> PROBLEM DESCRIPTION:
What you return should be the lines of the data containing "JSON", each in full.

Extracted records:
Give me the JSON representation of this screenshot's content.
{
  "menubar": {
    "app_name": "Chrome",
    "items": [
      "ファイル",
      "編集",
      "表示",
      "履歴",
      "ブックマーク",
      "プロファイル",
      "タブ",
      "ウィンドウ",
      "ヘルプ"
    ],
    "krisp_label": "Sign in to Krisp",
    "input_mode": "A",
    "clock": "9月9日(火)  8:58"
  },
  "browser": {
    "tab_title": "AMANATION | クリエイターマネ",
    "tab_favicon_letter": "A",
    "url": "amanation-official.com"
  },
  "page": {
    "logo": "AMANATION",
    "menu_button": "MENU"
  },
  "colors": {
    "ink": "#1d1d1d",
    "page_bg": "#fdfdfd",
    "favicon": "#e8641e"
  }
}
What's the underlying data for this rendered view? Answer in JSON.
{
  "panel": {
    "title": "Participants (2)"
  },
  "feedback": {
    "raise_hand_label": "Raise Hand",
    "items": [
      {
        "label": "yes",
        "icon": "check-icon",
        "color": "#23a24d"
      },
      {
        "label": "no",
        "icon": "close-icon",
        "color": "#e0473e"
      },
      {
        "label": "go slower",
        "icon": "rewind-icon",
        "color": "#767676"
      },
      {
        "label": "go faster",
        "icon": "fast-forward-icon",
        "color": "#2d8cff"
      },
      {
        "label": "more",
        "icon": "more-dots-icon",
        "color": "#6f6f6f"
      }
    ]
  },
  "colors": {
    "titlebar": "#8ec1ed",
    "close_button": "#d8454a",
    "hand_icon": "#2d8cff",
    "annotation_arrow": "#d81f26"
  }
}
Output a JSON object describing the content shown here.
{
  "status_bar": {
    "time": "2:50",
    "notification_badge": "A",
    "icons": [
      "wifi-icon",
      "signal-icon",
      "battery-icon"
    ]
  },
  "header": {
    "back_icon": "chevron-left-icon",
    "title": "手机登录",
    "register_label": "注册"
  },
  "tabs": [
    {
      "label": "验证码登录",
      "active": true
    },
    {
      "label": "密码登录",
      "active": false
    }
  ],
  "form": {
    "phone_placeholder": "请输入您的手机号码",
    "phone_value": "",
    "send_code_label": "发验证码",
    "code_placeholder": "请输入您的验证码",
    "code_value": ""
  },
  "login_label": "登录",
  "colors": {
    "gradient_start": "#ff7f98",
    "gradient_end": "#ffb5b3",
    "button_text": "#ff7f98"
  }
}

> WRITTEN SOLUTION:
Give me the JSON representation of this screenshot's content.
What's the underlying data for this rendered view? Answer in JSON.
Output a JSON object describing the content shown here.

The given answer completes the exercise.